### TASK TO CARRY OUT
Only lines holding the word "time" are needed; copy each of them from the material.

### AVAILABLE DATA
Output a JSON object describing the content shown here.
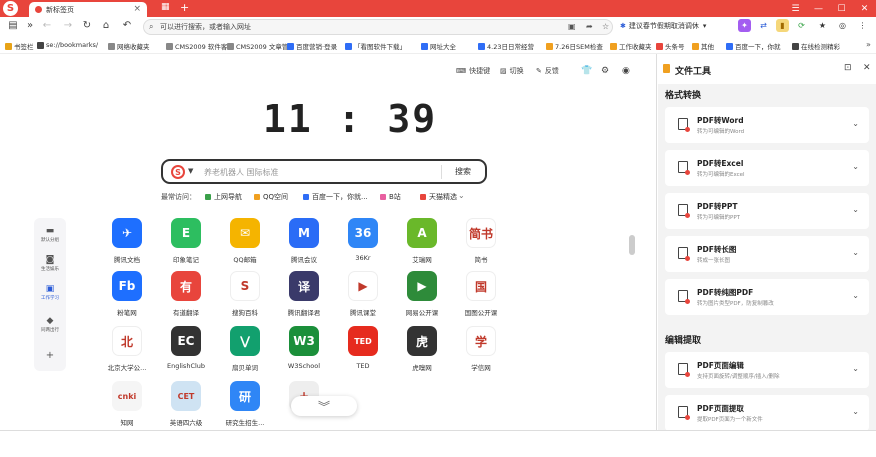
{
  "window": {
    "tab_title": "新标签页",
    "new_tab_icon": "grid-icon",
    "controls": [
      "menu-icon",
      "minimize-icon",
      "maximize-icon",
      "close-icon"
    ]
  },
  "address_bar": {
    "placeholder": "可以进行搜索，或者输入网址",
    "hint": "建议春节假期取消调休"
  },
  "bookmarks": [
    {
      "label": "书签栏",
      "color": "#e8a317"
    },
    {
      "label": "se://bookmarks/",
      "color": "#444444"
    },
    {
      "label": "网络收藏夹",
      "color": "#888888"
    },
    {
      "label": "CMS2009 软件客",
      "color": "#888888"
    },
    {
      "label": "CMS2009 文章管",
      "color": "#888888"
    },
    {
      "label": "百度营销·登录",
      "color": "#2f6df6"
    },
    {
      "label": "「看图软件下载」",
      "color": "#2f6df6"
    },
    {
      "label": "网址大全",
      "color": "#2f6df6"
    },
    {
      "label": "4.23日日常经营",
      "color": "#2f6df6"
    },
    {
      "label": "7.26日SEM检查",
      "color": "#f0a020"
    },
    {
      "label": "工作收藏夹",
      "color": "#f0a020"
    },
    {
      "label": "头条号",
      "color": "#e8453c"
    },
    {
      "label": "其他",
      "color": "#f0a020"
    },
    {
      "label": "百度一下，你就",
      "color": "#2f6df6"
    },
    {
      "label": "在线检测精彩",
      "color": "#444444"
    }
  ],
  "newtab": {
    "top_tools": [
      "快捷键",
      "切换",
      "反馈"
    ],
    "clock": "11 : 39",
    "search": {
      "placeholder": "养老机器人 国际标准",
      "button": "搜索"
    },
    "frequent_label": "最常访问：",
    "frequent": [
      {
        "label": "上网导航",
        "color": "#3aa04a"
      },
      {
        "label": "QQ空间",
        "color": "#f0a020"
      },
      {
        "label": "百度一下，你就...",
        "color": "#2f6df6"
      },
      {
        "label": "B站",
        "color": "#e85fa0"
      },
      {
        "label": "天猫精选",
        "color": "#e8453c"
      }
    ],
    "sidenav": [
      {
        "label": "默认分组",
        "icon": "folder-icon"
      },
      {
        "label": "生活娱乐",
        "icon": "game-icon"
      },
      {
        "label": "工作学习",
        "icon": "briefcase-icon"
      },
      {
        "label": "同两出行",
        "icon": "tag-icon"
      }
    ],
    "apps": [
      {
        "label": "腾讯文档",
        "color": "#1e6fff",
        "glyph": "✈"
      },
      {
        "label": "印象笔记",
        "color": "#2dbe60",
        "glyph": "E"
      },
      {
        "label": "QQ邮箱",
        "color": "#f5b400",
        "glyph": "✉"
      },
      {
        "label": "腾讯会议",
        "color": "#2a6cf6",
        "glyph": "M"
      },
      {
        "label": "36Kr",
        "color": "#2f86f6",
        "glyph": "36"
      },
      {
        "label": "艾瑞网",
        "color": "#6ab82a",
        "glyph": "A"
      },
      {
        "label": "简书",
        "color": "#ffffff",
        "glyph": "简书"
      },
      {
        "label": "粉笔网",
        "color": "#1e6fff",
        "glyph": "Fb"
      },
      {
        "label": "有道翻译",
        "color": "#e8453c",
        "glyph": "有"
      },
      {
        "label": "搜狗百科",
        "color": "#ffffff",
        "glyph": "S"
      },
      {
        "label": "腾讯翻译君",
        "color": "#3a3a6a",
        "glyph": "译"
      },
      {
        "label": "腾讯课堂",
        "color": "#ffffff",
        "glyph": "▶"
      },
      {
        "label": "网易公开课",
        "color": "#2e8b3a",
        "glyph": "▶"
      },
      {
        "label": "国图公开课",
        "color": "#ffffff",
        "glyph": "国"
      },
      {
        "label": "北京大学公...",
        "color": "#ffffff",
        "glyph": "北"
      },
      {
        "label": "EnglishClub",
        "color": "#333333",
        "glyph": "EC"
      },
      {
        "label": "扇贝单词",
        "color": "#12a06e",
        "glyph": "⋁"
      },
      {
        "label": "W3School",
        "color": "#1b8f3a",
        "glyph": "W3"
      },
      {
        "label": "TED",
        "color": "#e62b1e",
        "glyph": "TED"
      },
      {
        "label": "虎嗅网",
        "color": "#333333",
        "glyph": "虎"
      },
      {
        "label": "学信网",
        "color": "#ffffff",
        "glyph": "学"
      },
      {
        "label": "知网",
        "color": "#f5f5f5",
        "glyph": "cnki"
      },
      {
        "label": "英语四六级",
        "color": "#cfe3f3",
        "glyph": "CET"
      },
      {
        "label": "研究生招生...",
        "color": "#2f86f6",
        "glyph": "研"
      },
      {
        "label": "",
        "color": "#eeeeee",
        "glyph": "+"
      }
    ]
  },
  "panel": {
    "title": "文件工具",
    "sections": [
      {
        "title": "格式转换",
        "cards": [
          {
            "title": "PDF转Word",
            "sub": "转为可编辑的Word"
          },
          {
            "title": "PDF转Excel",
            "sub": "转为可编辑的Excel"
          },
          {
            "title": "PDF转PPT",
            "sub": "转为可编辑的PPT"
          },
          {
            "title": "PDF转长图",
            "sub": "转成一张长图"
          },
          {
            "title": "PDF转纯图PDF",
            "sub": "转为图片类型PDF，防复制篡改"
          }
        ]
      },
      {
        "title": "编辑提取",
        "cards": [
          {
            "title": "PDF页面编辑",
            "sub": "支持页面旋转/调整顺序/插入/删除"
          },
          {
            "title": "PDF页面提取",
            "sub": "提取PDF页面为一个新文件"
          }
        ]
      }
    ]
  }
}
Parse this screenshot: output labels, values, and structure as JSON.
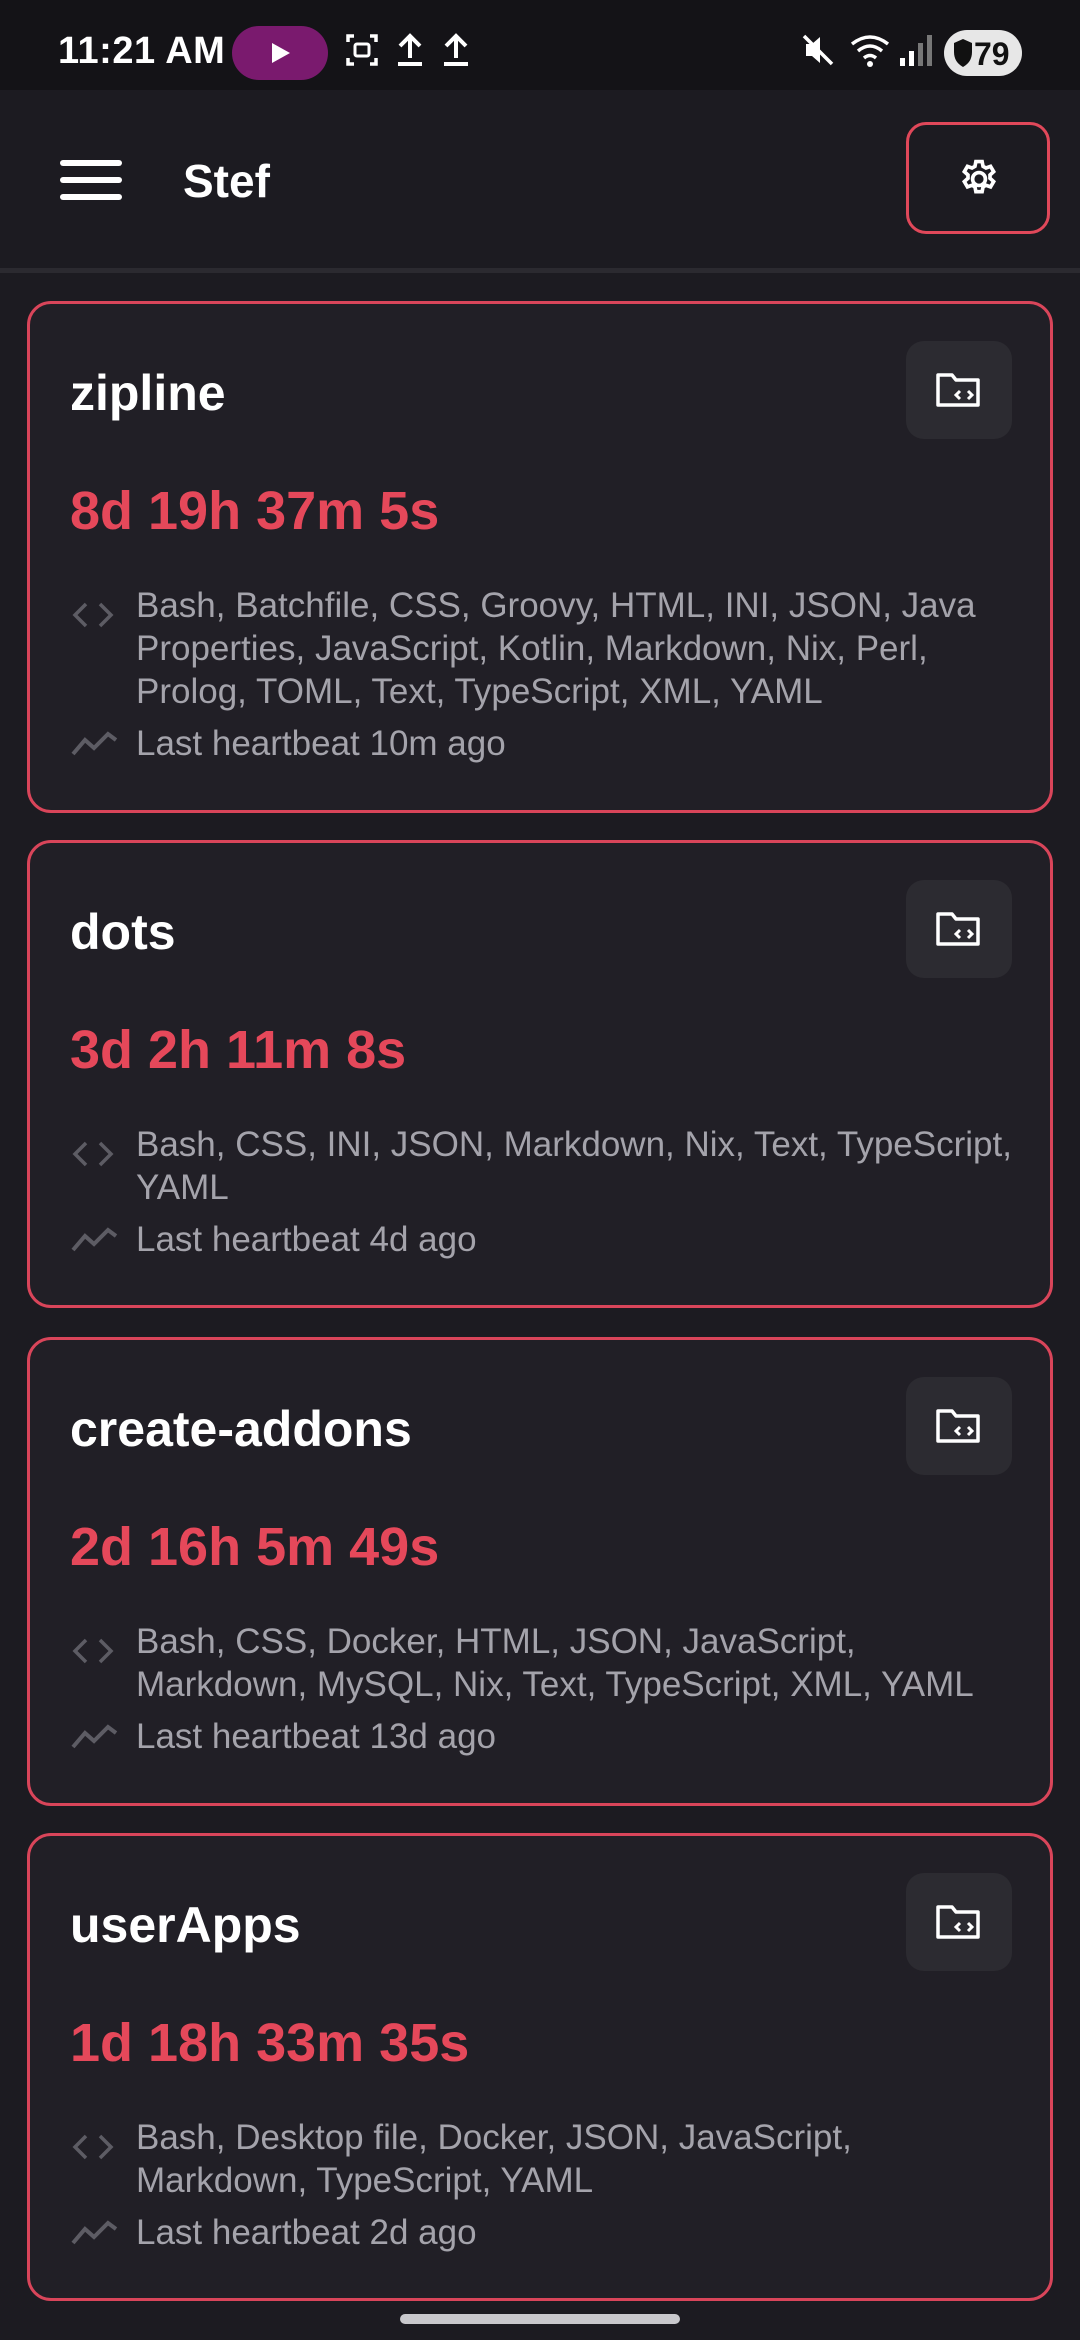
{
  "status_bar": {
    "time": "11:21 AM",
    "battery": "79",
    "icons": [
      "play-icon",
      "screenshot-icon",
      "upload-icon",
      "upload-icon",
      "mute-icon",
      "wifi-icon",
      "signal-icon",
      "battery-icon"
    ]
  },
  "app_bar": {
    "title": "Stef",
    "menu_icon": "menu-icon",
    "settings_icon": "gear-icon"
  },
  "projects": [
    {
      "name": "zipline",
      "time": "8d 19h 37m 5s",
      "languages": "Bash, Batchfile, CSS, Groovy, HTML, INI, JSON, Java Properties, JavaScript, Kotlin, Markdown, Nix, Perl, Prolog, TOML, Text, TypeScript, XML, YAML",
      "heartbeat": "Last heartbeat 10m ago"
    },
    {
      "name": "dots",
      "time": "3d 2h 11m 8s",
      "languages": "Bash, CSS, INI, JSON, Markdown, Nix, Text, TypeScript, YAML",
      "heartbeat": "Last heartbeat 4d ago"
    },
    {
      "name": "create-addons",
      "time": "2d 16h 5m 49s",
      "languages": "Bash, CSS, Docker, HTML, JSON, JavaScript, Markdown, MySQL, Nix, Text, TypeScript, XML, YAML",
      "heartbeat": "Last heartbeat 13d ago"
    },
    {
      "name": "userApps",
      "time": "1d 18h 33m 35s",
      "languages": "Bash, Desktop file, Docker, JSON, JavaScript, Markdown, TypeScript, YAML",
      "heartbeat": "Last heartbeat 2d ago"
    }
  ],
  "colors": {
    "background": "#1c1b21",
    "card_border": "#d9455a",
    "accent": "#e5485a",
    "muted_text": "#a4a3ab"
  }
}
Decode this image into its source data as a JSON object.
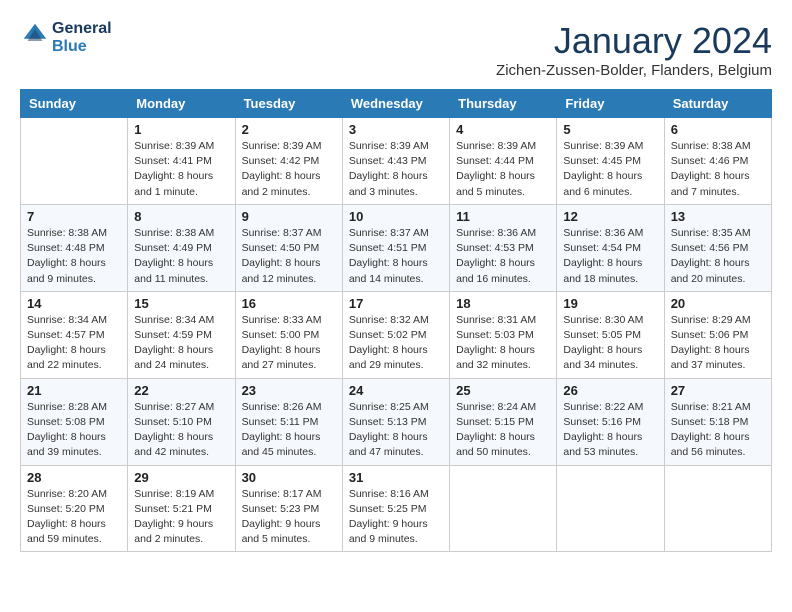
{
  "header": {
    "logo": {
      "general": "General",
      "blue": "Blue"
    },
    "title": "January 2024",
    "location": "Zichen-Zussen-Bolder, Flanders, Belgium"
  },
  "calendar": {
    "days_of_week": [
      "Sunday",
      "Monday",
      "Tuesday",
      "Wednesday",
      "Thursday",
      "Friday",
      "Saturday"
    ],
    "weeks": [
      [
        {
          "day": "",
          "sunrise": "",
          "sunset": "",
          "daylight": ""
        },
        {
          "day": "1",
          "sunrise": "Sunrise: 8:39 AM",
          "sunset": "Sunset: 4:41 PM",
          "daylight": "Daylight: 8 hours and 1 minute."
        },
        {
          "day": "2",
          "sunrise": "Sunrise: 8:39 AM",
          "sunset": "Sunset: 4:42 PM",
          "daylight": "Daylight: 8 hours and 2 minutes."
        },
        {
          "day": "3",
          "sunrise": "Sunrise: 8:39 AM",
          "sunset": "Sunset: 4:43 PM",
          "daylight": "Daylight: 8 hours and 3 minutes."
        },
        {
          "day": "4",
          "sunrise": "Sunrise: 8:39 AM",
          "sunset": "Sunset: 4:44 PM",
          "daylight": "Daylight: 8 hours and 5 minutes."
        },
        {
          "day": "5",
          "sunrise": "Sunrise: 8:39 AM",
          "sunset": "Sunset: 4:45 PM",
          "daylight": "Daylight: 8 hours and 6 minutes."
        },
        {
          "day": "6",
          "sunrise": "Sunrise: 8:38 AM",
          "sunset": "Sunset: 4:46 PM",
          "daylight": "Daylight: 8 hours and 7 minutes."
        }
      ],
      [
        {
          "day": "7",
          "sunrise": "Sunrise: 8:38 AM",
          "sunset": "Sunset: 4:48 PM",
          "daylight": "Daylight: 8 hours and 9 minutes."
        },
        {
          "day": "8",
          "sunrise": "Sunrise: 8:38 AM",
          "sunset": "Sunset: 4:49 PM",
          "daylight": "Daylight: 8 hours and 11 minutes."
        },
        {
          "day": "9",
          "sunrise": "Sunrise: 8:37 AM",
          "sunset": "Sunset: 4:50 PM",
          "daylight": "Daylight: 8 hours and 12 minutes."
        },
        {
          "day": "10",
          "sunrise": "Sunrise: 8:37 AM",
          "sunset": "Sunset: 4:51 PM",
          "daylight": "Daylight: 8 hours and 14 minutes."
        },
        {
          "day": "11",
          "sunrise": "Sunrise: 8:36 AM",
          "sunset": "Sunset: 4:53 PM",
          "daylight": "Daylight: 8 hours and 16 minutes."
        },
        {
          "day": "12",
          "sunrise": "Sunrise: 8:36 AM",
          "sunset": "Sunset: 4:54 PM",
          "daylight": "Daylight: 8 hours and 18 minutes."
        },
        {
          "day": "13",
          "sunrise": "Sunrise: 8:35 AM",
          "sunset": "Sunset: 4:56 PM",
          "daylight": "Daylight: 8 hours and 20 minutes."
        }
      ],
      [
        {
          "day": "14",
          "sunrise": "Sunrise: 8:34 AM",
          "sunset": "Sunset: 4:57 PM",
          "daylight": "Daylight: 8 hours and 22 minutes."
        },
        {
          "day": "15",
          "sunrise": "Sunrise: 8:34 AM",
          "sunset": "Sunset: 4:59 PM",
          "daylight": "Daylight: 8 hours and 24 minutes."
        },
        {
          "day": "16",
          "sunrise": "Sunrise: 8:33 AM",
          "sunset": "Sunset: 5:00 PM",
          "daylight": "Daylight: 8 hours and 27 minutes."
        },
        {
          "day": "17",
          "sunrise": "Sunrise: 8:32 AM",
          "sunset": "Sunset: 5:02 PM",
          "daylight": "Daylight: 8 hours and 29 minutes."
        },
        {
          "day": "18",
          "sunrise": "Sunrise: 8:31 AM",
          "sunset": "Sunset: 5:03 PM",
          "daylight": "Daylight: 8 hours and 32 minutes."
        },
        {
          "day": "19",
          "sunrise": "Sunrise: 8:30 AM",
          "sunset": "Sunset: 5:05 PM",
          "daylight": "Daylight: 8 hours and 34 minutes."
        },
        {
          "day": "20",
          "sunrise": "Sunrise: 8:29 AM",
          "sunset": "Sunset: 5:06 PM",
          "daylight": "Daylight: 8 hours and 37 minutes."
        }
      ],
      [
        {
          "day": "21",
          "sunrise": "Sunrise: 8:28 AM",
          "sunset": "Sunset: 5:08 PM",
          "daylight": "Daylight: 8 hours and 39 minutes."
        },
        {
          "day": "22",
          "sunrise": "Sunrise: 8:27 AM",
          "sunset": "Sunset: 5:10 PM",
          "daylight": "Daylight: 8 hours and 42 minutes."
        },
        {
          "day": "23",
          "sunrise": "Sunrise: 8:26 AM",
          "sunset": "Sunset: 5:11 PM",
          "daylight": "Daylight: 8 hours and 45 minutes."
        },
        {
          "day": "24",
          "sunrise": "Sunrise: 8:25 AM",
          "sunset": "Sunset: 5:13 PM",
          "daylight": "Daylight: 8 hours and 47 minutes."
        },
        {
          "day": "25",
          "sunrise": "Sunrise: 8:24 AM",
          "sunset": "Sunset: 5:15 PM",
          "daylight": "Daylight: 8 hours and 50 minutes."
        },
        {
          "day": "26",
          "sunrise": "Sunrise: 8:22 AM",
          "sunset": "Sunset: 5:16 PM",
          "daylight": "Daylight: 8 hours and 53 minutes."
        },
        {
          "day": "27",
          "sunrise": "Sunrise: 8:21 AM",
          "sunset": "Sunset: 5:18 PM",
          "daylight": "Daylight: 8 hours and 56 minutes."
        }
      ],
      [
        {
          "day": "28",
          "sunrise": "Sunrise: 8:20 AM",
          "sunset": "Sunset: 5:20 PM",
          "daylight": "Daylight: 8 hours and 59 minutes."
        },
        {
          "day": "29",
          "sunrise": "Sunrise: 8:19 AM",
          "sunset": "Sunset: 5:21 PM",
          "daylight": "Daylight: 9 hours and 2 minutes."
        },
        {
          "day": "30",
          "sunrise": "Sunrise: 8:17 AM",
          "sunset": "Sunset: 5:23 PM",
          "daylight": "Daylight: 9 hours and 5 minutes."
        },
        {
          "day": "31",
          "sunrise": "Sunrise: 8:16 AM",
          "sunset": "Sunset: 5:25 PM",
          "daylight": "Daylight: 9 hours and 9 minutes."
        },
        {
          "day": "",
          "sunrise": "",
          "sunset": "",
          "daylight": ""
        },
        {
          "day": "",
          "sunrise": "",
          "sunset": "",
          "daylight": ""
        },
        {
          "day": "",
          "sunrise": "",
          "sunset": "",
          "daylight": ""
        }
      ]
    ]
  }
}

### YOUR RESPONSE
    "time": "11:21 AM",
      "time": "8d 19h 37m 5s",
      "time": "3d 2h 11m 8s",
      "time": "2d 16h 5m 49s",
      "time": "1d 18h 33m 35s",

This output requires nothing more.